Supplied data.
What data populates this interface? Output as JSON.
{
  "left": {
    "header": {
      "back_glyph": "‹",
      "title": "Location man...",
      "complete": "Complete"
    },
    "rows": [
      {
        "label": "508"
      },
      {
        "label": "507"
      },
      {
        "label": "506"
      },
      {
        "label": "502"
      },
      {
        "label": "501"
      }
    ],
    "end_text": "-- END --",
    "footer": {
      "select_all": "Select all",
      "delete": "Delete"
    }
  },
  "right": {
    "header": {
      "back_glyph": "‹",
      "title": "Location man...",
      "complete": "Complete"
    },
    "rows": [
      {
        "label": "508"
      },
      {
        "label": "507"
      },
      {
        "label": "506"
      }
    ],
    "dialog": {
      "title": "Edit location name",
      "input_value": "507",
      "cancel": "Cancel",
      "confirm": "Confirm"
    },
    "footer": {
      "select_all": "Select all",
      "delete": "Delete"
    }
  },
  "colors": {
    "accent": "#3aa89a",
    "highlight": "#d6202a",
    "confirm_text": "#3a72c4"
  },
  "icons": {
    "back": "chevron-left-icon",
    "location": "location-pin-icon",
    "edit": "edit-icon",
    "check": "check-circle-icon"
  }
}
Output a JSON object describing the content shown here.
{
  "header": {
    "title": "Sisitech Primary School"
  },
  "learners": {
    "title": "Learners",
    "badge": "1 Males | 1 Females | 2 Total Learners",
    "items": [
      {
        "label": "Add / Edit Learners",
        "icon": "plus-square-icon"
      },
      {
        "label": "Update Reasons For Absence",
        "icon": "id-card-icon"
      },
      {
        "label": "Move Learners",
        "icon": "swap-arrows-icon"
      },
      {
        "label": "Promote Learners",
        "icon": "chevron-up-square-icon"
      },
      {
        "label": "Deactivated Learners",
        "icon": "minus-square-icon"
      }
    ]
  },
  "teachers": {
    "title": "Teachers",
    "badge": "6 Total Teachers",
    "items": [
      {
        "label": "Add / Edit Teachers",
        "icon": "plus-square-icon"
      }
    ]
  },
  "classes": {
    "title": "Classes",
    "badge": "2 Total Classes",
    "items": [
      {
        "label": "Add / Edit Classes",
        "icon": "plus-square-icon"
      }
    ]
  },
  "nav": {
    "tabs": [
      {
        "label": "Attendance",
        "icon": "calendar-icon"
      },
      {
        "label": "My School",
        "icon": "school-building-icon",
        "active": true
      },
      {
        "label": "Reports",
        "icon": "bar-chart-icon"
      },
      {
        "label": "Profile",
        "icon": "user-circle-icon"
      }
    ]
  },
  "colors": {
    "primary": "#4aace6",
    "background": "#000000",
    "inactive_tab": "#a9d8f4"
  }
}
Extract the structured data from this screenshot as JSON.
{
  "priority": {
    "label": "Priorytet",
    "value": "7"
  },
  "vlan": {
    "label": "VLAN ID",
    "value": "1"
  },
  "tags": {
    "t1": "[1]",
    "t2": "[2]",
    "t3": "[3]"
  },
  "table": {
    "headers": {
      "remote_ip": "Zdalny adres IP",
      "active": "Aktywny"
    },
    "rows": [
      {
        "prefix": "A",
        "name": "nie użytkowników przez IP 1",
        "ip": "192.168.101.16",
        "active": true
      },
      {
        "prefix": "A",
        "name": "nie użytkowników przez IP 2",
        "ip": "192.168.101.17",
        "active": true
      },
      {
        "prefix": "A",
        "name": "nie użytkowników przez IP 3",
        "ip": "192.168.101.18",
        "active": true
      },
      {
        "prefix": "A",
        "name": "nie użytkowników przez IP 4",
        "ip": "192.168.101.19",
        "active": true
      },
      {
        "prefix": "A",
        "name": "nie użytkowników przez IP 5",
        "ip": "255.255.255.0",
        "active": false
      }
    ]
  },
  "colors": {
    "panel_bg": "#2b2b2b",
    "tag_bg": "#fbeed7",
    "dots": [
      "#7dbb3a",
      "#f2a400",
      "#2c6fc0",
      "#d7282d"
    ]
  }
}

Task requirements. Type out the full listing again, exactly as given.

Solution to this task.
What data populates this interface? Output as JSON.
{
  "left": {
    "header": {
      "back_glyph": "‹",
      "title": "Location man...",
      "complete": "Complete"
    },
    "rows": [
      {
        "label": "508"
      },
      {
        "label": "507"
      },
      {
        "label": "506"
      },
      {
        "label": "502"
      },
      {
        "label": "501"
      }
    ],
    "end_text": "-- END --",
    "footer": {
      "select_all": "Select all",
      "delete": "Delete"
    }
  },
  "right": {
    "header": {
      "back_glyph": "‹",
      "title": "Location man...",
      "complete": "Complete"
    },
    "rows": [
      {
        "label": "508"
      },
      {
        "label": "507"
      },
      {
        "label": "506"
      }
    ],
    "dialog": {
      "title": "Edit location name",
      "input_value": "507",
      "cancel": "Cancel",
      "confirm": "Confirm"
    },
    "footer": {
      "select_all": "Select all",
      "delete": "Delete"
    }
  },
  "colors": {
    "accent": "#3aa89a",
    "highlight": "#d6202a",
    "confirm_text": "#3a72c4"
  },
  "icons": {
    "back": "chevron-left-icon",
    "location": "location-pin-icon",
    "edit": "edit-icon",
    "check": "check-circle-icon"
  }
}
Output a JSON object describing the content shown here.
{
  "header": {
    "title": "Sisitech Primary School"
  },
  "learners": {
    "title": "Learners",
    "badge": "1 Males | 1 Females | 2 Total Learners",
    "items": [
      {
        "label": "Add / Edit Learners",
        "icon": "plus-square-icon"
      },
      {
        "label": "Update Reasons For Absence",
        "icon": "id-card-icon"
      },
      {
        "label": "Move Learners",
        "icon": "swap-arrows-icon"
      },
      {
        "label": "Promote Learners",
        "icon": "chevron-up-square-icon"
      },
      {
        "label": "Deactivated Learners",
        "icon": "minus-square-icon"
      }
    ]
  },
  "teachers": {
    "title": "Teachers",
    "badge": "6 Total Teachers",
    "items": [
      {
        "label": "Add / Edit Teachers",
        "icon": "plus-square-icon"
      }
    ]
  },
  "classes": {
    "title": "Classes",
    "badge": "2 Total Classes",
    "items": [
      {
        "label": "Add / Edit Classes",
        "icon": "plus-square-icon"
      }
    ]
  },
  "nav": {
    "tabs": [
      {
        "label": "Attendance",
        "icon": "calendar-icon"
      },
      {
        "label": "My School",
        "icon": "school-building-icon",
        "active": true
      },
      {
        "label": "Reports",
        "icon": "bar-chart-icon"
      },
      {
        "label": "Profile",
        "icon": "user-circle-icon"
      }
    ]
  },
  "colors": {
    "primary": "#4aace6",
    "background": "#000000",
    "inactive_tab": "#a9d8f4"
  }
}
Extract the structured data from this screenshot as JSON.
{
  "priority": {
    "label": "Priorytet",
    "value": "7"
  },
  "vlan": {
    "label": "VLAN ID",
    "value": "1"
  },
  "tags": {
    "t1": "[1]",
    "t2": "[2]",
    "t3": "[3]"
  },
  "table": {
    "headers": {
      "remote_ip": "Zdalny adres IP",
      "active": "Aktywny"
    },
    "rows": [
      {
        "prefix": "A",
        "name": "nie użytkowników przez IP 1",
        "ip": "192.168.101.16",
        "active": true
      },
      {
        "prefix": "A",
        "name": "nie użytkowników przez IP 2",
        "ip": "192.168.101.17",
        "active": true
      },
      {
        "prefix": "A",
        "name": "nie użytkowników przez IP 3",
        "ip": "192.168.101.18",
        "active": true
      },
      {
        "prefix": "A",
        "name": "nie użytkowników przez IP 4",
        "ip": "192.168.101.19",
        "active": true
      },
      {
        "prefix": "A",
        "name": "nie użytkowników przez IP 5",
        "ip": "255.255.255.0",
        "active": false
      }
    ]
  },
  "colors": {
    "panel_bg": "#2b2b2b",
    "tag_bg": "#fbeed7",
    "dots": [
      "#7dbb3a",
      "#f2a400",
      "#2c6fc0",
      "#d7282d"
    ]
  }
}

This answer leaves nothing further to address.